# [WORK ORDER]
Identify the lines in the data below that contain "title" and give only how many there are.

(Element data from apps and pages)
..............................
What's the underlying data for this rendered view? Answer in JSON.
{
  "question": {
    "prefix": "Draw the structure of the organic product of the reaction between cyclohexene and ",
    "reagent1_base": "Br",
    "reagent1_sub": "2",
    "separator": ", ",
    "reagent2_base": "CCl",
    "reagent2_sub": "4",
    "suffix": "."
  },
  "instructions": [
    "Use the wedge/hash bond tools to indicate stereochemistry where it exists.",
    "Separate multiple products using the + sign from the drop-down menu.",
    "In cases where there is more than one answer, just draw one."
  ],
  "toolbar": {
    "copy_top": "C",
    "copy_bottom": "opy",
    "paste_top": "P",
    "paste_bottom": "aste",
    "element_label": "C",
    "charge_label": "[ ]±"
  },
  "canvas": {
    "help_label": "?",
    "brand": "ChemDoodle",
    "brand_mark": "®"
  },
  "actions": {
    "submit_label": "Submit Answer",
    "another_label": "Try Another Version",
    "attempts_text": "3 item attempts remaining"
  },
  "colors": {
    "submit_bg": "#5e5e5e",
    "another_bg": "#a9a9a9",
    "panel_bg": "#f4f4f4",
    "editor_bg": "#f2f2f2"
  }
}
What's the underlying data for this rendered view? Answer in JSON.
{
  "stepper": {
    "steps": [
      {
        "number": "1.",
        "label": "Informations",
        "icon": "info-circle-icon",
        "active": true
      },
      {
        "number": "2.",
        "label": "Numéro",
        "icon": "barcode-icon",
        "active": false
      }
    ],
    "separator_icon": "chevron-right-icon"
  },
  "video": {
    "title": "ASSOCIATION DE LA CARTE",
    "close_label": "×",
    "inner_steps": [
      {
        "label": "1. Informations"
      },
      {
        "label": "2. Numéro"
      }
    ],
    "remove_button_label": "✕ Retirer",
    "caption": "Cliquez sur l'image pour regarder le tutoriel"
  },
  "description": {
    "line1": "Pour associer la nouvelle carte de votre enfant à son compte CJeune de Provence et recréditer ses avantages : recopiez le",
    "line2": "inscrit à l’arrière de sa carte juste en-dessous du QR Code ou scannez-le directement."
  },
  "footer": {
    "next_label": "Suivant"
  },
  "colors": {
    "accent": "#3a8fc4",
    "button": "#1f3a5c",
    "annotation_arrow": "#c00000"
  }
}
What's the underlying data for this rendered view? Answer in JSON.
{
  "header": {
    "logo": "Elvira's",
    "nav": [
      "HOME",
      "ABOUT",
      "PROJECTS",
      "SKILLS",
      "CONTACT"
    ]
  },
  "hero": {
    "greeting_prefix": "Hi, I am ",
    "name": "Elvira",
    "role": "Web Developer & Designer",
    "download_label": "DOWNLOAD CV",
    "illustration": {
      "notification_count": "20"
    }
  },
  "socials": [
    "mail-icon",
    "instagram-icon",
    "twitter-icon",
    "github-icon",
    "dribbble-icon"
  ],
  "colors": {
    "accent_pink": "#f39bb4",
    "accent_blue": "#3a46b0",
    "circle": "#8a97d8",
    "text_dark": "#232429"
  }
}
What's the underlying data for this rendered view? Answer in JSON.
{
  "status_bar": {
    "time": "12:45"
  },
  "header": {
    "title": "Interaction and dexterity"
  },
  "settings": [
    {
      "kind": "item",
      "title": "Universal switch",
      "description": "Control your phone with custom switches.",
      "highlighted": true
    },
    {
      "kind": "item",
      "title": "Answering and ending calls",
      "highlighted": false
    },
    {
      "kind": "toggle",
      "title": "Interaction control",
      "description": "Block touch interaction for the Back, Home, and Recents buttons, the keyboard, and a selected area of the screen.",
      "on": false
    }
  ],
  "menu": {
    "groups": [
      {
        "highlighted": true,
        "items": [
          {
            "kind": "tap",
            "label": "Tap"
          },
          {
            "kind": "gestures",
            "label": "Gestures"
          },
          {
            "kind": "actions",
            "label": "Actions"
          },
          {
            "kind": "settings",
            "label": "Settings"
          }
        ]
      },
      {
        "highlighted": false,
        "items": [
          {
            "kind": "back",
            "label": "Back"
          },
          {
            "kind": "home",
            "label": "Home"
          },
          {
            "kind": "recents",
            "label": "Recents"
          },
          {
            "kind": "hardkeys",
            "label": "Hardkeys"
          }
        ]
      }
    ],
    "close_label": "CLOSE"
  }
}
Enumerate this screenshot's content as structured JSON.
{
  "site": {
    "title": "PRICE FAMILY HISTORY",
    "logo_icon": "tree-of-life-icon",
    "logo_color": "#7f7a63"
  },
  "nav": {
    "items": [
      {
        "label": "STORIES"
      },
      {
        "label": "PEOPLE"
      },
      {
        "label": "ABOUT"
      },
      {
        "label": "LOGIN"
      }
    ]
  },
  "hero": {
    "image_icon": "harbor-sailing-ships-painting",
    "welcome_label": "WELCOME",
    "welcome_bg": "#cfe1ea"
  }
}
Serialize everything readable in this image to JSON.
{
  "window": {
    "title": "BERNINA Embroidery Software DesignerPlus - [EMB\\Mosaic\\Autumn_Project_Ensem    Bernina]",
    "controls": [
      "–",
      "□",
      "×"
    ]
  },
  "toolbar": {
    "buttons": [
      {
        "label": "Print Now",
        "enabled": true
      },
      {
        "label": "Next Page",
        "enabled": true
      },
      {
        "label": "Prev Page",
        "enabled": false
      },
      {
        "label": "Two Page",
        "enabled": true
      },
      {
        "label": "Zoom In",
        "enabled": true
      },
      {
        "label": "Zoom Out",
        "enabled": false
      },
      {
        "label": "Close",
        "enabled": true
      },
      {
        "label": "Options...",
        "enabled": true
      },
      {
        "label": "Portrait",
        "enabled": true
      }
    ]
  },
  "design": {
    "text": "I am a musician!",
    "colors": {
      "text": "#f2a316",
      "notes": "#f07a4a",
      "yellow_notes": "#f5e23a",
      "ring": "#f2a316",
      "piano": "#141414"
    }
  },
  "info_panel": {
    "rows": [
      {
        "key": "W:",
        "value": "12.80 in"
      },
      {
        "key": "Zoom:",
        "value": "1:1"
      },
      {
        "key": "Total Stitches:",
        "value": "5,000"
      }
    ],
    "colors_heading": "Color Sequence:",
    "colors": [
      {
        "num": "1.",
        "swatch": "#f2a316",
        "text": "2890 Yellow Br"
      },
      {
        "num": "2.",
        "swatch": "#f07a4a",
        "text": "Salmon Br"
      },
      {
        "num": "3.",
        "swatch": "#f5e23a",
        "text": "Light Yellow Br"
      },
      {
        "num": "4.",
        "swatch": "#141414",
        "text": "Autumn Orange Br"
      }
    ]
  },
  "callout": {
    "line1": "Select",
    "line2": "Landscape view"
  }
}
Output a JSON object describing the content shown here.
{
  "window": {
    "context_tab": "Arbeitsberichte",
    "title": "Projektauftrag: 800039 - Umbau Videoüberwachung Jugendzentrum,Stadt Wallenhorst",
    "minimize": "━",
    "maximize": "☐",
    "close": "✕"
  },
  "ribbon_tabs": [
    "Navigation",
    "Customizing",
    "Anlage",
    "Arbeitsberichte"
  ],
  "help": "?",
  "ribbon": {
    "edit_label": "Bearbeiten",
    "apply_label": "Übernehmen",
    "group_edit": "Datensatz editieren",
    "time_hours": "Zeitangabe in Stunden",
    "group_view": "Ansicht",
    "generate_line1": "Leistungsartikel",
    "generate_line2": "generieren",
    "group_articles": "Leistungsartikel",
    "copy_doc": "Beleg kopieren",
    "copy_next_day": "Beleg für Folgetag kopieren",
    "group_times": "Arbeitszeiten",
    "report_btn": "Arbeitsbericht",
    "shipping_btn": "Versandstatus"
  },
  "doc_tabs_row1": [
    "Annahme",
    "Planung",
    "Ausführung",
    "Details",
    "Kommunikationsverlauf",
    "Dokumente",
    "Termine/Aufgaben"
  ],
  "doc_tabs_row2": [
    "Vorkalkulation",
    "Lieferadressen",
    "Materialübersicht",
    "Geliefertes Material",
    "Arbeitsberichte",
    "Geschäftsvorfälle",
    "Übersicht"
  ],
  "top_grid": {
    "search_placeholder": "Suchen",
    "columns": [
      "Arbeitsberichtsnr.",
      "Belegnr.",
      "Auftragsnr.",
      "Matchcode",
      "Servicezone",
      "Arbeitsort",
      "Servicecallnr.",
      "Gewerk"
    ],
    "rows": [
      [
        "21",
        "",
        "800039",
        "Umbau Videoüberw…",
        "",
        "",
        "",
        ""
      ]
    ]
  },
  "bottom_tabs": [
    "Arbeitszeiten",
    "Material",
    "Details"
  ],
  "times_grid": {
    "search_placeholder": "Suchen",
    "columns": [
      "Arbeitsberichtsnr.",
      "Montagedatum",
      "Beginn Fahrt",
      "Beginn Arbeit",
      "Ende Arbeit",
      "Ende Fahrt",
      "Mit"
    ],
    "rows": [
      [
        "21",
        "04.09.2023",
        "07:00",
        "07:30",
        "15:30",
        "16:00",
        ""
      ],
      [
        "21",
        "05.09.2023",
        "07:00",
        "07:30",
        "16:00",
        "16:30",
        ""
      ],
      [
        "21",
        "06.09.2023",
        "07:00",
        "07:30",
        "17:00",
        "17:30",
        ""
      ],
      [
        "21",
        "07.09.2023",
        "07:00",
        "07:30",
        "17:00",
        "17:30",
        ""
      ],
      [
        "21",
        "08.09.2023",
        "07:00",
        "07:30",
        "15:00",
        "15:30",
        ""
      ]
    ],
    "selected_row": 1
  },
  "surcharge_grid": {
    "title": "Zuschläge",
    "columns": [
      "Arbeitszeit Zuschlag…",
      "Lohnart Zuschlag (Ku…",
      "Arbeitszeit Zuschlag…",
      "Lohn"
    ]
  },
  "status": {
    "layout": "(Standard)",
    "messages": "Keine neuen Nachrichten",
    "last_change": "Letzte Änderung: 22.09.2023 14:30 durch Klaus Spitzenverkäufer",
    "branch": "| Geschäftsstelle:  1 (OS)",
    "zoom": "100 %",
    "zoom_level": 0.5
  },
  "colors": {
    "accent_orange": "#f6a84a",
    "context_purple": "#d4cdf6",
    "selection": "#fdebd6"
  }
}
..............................
# [WRITTEN ANSWER]
9